Appeal from the United States District Court for the District of South Carolina, at Columbia. Dennis W. Shedd, District Judge. (CA-86-2844-19BC)
John D. Elliott, Columbia, SC, for appellant.
Thomas E. Player, Jr., Richardson, James and Player, Sumter, SC, for appellees.
Before RUSSELL and WIDENER, Circuit Judges, and SPROUSE, Senior Circuit Judge.
This appeal originated as a jury trial before a magistrate judge on Appellant's 42 U.S.C. § 1983 (1988) complaint in which he alleged that the Defendants were deliberately indifferent to his serious medical needs. The jury found in favor of the Defendants. In his first appeal of that decision, Appellant alleged that the Defendants used their peremptory strikes in a racially discriminatory manner in violation of Batson v. Kentucky, 476 U.S. 79 (1986). This Court vacated the magistrate judge's order and remanded the case "for a determination of whether a prima facie constitutional violation has been established and, if so, whether defendants can rebut the presumption by showing a neutral reason for striking blacks." Myers v. Hyatt, No. 89-7016 (4th Cir. July 26, 1991) (unpublished), slip op. at 2.

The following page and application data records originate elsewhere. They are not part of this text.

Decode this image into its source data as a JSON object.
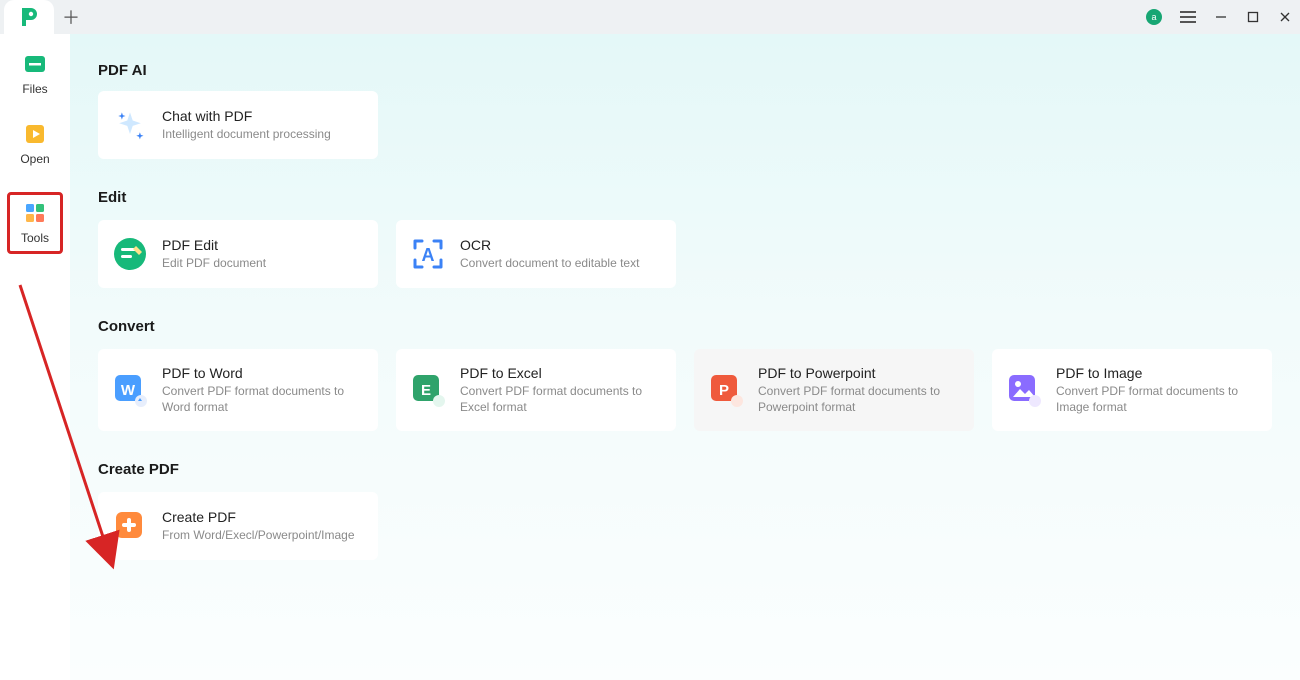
{
  "titlebar": {
    "avatar_letter": "a"
  },
  "sidebar": {
    "items": [
      {
        "label": "Files"
      },
      {
        "label": "Open"
      },
      {
        "label": "Tools"
      }
    ]
  },
  "sections": {
    "pdf_ai": {
      "heading": "PDF AI",
      "cards": [
        {
          "title": "Chat with PDF",
          "desc": "Intelligent document processing"
        }
      ]
    },
    "edit": {
      "heading": "Edit",
      "cards": [
        {
          "title": "PDF Edit",
          "desc": "Edit PDF document"
        },
        {
          "title": "OCR",
          "desc": "Convert document to editable text"
        }
      ]
    },
    "convert": {
      "heading": "Convert",
      "cards": [
        {
          "title": "PDF to Word",
          "desc": "Convert PDF format documents to Word format"
        },
        {
          "title": "PDF to Excel",
          "desc": "Convert PDF format documents to Excel format"
        },
        {
          "title": "PDF to Powerpoint",
          "desc": "Convert PDF format documents to Powerpoint format"
        },
        {
          "title": "PDF to Image",
          "desc": "Convert PDF format documents to Image format"
        }
      ]
    },
    "create": {
      "heading": "Create PDF",
      "cards": [
        {
          "title": "Create PDF",
          "desc": "From Word/Execl/Powerpoint/Image"
        }
      ]
    }
  }
}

After holding a hearing and receiving evidence from the parties, a magistrate judge determined that though Appellant "established a prima facie case of discrimination," the defense established race neutral reasons for the strikes: level of education, age, and employment status. The magistrate judge also concluded that the explanations were not pretextual. After receiving Appellant's objections, the district court adopted the magistrate judge's report and recommendation after de novo review. Appellant then again appealed to this Court. We affirm.

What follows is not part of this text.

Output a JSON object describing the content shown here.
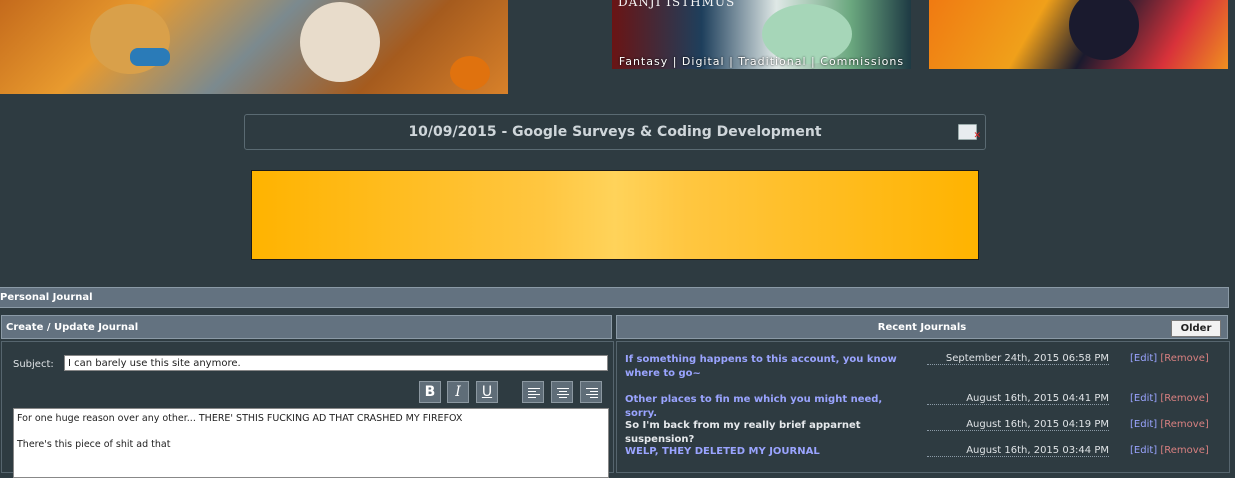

Batson prevents racial discrimination in the exercise of peremptory strikes at a civil jury trial. Edmonson v. Leesville Concrete Co., 500 U.S. 614 (1991). This Court reviews a lower court's factual findings on racial motivation for clear error. United States v. Grandison, 885 F.2d 143, 146 (4th Cir. 1989), cert. denied, 495 U.S. 934 (1990). Because the record supports the district court's conclusion that the defense's explanations for its strikes were race neutral and not pretextual, we find that the court's order is not clearly erroneous and affirm. We dispense with oral argument because the facts and legal contentions are adequately presented in the materials before the Court and argument would not aid the decisional process.